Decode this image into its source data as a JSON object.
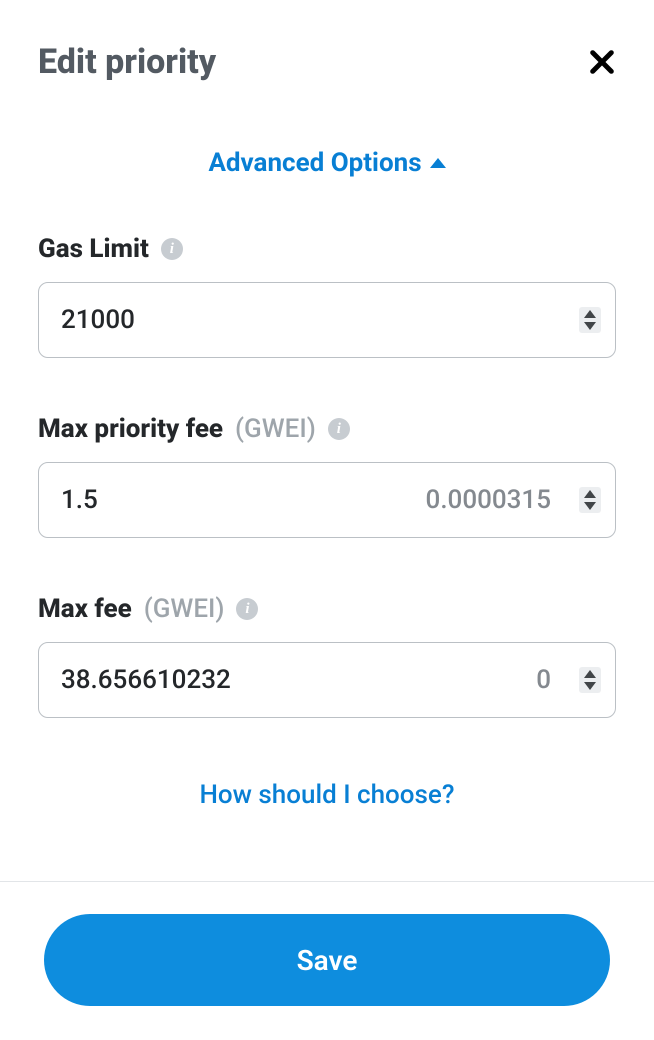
{
  "header": {
    "title": "Edit priority"
  },
  "advanced": {
    "label": "Advanced Options"
  },
  "fields": {
    "gasLimit": {
      "label": "Gas Limit",
      "value": "21000"
    },
    "maxPriorityFee": {
      "label": "Max priority fee",
      "unit": "(GWEI)",
      "value": "1.5",
      "converted": "0.0000315"
    },
    "maxFee": {
      "label": "Max fee",
      "unit": "(GWEI)",
      "value": "38.656610232",
      "converted": "0"
    }
  },
  "helpLink": "How should I choose?",
  "saveLabel": "Save"
}
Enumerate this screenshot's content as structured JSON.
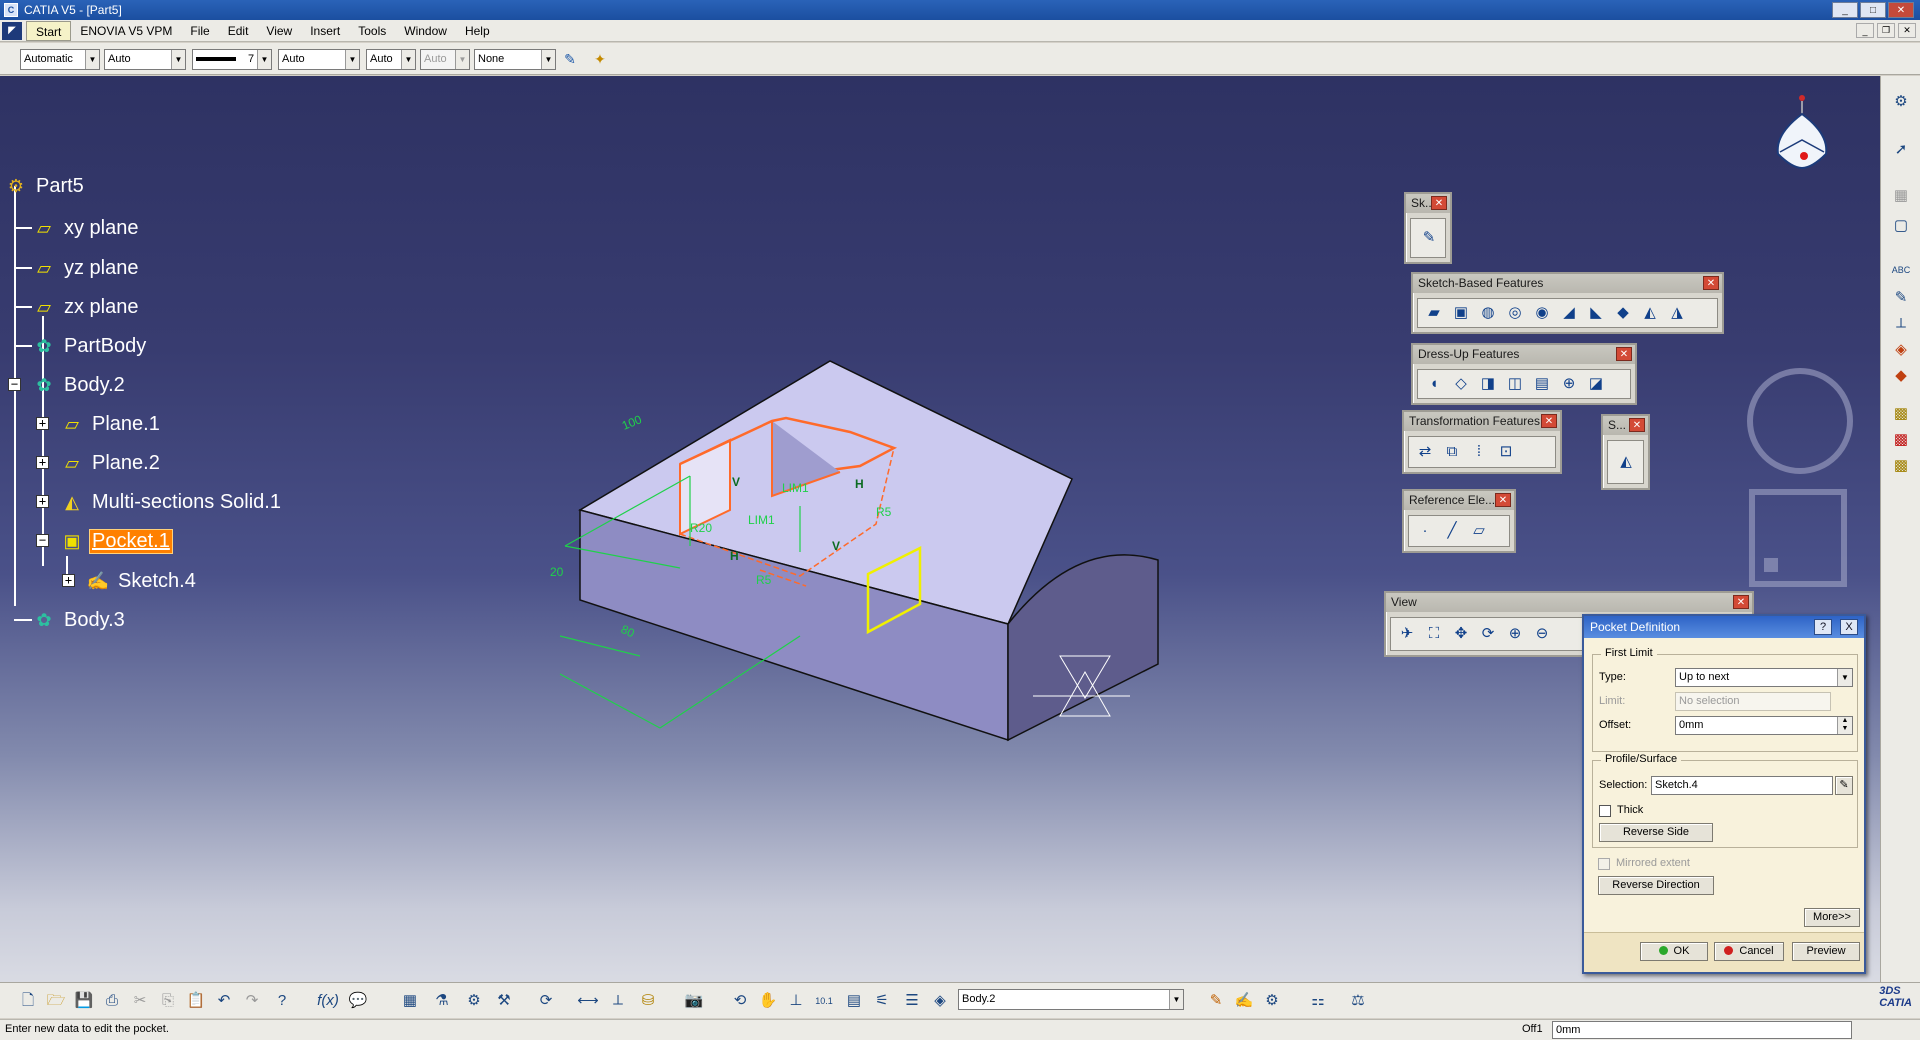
{
  "window": {
    "title": "CATIA V5 - [Part5]"
  },
  "menu": {
    "start": "Start",
    "items": [
      "ENOVIA V5 VPM",
      "File",
      "Edit",
      "View",
      "Insert",
      "Tools",
      "Window",
      "Help"
    ]
  },
  "graphic_properties": {
    "fill_color": "Automatic",
    "transparency": "Auto",
    "line_weight": "7",
    "line_type": "Auto",
    "point_symbol": "Auto",
    "render_style": "Auto",
    "layer": "None"
  },
  "tree": {
    "root": "Part5",
    "items": [
      {
        "label": "xy plane",
        "icon": "plane-icon"
      },
      {
        "label": "yz plane",
        "icon": "plane-icon"
      },
      {
        "label": "zx plane",
        "icon": "plane-icon"
      },
      {
        "label": "PartBody",
        "icon": "body-icon"
      },
      {
        "label": "Body.2",
        "icon": "body-icon"
      },
      {
        "label": "Plane.1",
        "icon": "plane-icon"
      },
      {
        "label": "Plane.2",
        "icon": "plane-icon"
      },
      {
        "label": "Multi-sections Solid.1",
        "icon": "multi-section-solid-icon"
      },
      {
        "label": "Pocket.1",
        "icon": "pocket-icon",
        "selected": true
      },
      {
        "label": "Sketch.4",
        "icon": "sketch-icon"
      },
      {
        "label": "Body.3",
        "icon": "body-icon"
      }
    ]
  },
  "sketch_annotations": {
    "dim_100": "100",
    "dim_20_left": "20",
    "dim_80": "80",
    "dim_r20": "R20",
    "dim_r5_a": "R5",
    "dim_r5_b": "R5",
    "lim1": "LIM1",
    "lim2": "LIM1",
    "h_a": "H",
    "h_b": "H",
    "v_a": "V",
    "v_b": "V"
  },
  "toolbars": {
    "sketcher": {
      "title": "Sk..."
    },
    "sketch_based": {
      "title": "Sketch-Based Features"
    },
    "dress_up": {
      "title": "Dress-Up Features"
    },
    "transformation": {
      "title": "Transformation Features"
    },
    "surface": {
      "title": "S..."
    },
    "reference": {
      "title": "Reference Ele..."
    },
    "view": {
      "title": "View"
    }
  },
  "pocket_dialog": {
    "title": "Pocket Definition",
    "help_btn": "?",
    "close_btn": "X",
    "first_limit": {
      "group": "First Limit",
      "type_label": "Type:",
      "type_value": "Up to next",
      "limit_label": "Limit:",
      "limit_value": "No selection",
      "offset_label": "Offset:",
      "offset_value": "0mm"
    },
    "profile": {
      "group": "Profile/Surface",
      "selection_label": "Selection:",
      "selection_value": "Sketch.4",
      "thick_label": "Thick",
      "reverse_side": "Reverse Side"
    },
    "mirrored_extent": "Mirrored extent",
    "reverse_direction": "Reverse Direction",
    "more": "More>>",
    "ok": "OK",
    "cancel": "Cancel",
    "preview": "Preview"
  },
  "bottom_toolbar": {
    "current_body": "Body.2"
  },
  "status": {
    "message": "Enter new data to edit the pocket.",
    "offset_label": "Off1",
    "offset_value": "0mm"
  },
  "colors": {
    "viewport_top": "#2e3263",
    "viewport_bottom": "#d9dbe3",
    "selection_orange": "#ff8000",
    "dimension_green": "#1fd14a",
    "profile_orange": "#ff6a2a",
    "solid_face": "#cbc9ef"
  }
}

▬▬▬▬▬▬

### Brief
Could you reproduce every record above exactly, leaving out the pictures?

### Task solution
Decode this image into its source data as a JSON object.
{
  "header": {
    "title": "Edit priority"
  },
  "advanced": {
    "label": "Advanced Options"
  },
  "fields": {
    "gasLimit": {
      "label": "Gas Limit",
      "value": "21000"
    },
    "maxPriorityFee": {
      "label": "Max priority fee",
      "unit": "(GWEI)",
      "value": "1.5",
      "converted": "0.0000315"
    },
    "maxFee": {
      "label": "Max fee",
      "unit": "(GWEI)",
      "value": "38.656610232",
      "converted": "0"
    }
  },
  "helpLink": "How should I choose?",
  "saveLabel": "Save"
}
Enumerate this screenshot's content as structured JSON.
{
  "window": {
    "title": "CATIA V5 - [Part5]"
  },
  "menu": {
    "start": "Start",
    "items": [
      "ENOVIA V5 VPM",
      "File",
      "Edit",
      "View",
      "Insert",
      "Tools",
      "Window",
      "Help"
    ]
  },
  "graphic_properties": {
    "fill_color": "Automatic",
    "transparency": "Auto",
    "line_weight": "7",
    "line_type": "Auto",
    "point_symbol": "Auto",
    "render_style": "Auto",
    "layer": "None"
  },
  "tree": {
    "root": "Part5",
    "items": [
      {
        "label": "xy plane",
        "icon": "plane-icon"
      },
      {
        "label": "yz plane",
        "icon": "plane-icon"
      },
      {
        "label": "zx plane",
        "icon": "plane-icon"
      },
      {
        "label": "PartBody",
        "icon": "body-icon"
      },
      {
        "label": "Body.2",
        "icon": "body-icon"
      },
      {
        "label": "Plane.1",
        "icon": "plane-icon"
      },
      {
        "label": "Plane.2",
        "icon": "plane-icon"
      },
      {
        "label": "Multi-sections Solid.1",
        "icon": "multi-section-solid-icon"
      },
      {
        "label": "Pocket.1",
        "icon": "pocket-icon",
        "selected": true
      },
      {
        "label": "Sketch.4",
        "icon": "sketch-icon"
      },
      {
        "label": "Body.3",
        "icon": "body-icon"
      }
    ]
  },
  "sketch_annotations": {
    "dim_100": "100",
    "dim_20_left": "20",
    "dim_80": "80",
    "dim_r20": "R20",
    "dim_r5_a": "R5",
    "dim_r5_b": "R5",
    "lim1": "LIM1",
    "lim2": "LIM1",
    "h_a": "H",
    "h_b": "H",
    "v_a": "V",
    "v_b": "V"
  },
  "toolbars": {
    "sketcher": {
      "title": "Sk..."
    },
    "sketch_based": {
      "title": "Sketch-Based Features"
    },
    "dress_up": {
      "title": "Dress-Up Features"
    },
    "transformation": {
      "title": "Transformation Features"
    },
    "surface": {
      "title": "S..."
    },
    "reference": {
      "title": "Reference Ele..."
    },
    "view": {
      "title": "View"
    }
  },
  "pocket_dialog": {
    "title": "Pocket Definition",
    "help_btn": "?",
    "close_btn": "X",
    "first_limit": {
      "group": "First Limit",
      "type_label": "Type:",
      "type_value": "Up to next",
      "limit_label": "Limit:",
      "limit_value": "No selection",
      "offset_label": "Offset:",
      "offset_value": "0mm"
    },
    "profile": {
      "group": "Profile/Surface",
      "selection_label": "Selection:",
      "selection_value": "Sketch.4",
      "thick_label": "Thick",
      "reverse_side": "Reverse Side"
    },
    "mirrored_extent": "Mirrored extent",
    "reverse_direction": "Reverse Direction",
    "more": "More>>",
    "ok": "OK",
    "cancel": "Cancel",
    "preview": "Preview"
  },
  "bottom_toolbar": {
    "current_body": "Body.2"
  },
  "status": {
    "message": "Enter new data to edit the pocket.",
    "offset_label": "Off1",
    "offset_value": "0mm"
  },
  "colors": {
    "viewport_top": "#2e3263",
    "viewport_bottom": "#d9dbe3",
    "selection_orange": "#ff8000",
    "dimension_green": "#1fd14a",
    "profile_orange": "#ff6a2a",
    "solid_face": "#cbc9ef"
  }
}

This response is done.